First President of Rotary Club of Birmingham, Harry B. Wheelock 1913-1914

Birmingham Architect Harry B. Wheelock, while visiting his brother in Denver, first heard of the growing-fast-as-wildfire movement "among men of good will" that had originated in Chicago by a man named Paul Harris who, with his primary emphasis, "he profits most who serves best," called his new organization "Rotary." It was destined to culminate as Rotary International with more than a million members in 164 countries. Wheelock became so enthused that he determined that Birmingham should have a Rotary Club. In correspondence between Wheelock and Harris in March 1912, Harris speaks of the responsibility that most people in a profession or business feel to spend a certain about of time in public work. He said, "it is the aim of Rotary to advance the individual interests of its members in proportion to the advance of the welfare of the communities in which we are established." This purpose is still a driving force today as the movement nears its centennial.

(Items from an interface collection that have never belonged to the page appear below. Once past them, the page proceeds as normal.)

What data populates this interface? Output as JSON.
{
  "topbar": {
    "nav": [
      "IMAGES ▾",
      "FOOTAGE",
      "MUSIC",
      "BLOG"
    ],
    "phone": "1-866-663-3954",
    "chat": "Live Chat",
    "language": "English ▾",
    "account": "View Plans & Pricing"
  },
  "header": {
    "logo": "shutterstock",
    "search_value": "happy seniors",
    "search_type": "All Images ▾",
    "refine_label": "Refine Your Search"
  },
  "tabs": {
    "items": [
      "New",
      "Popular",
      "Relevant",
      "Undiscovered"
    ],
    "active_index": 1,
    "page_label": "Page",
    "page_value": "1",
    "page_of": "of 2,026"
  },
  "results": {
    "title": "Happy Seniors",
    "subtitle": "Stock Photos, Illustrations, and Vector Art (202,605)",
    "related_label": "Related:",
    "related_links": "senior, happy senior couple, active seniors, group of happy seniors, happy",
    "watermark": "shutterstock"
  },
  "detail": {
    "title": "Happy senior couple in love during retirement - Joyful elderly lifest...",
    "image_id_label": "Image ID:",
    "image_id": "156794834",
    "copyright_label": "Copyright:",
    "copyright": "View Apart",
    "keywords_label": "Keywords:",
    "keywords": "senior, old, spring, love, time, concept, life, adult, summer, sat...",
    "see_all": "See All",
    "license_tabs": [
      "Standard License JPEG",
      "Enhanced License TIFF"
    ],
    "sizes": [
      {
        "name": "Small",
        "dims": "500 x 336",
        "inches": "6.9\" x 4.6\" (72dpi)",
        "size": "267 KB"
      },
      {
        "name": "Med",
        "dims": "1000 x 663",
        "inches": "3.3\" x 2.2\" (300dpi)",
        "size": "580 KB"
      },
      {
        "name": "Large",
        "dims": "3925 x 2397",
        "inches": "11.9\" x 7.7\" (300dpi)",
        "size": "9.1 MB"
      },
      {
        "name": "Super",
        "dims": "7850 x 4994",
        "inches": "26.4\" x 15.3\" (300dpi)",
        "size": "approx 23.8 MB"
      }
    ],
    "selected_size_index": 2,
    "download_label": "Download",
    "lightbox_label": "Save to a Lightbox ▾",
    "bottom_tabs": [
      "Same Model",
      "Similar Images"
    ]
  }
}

Wheelock called a meeting at the old Turn-Verein Hall of a half dozen friends and kindred spirits to discuss this new movement called "Rotary". At this meeting a carefully compiled list of business and professional men was made. They selected men whose lives and personal philosophies already manifested the Rotary spirit. They were invited to hear the Rotary story, told with the force of an evangelist. They, too, became enthused and "Rotary 56", The Rotary Club of Birmingham, was born. The incorporation papers forming it can be found in Vol. 10 of Incorporations at the Jefferson County Courthouse in Birmingham. These papers show the organization's "birth date" was February 6, 1913.

Excerpt from Ninety Years of "Service Above Self"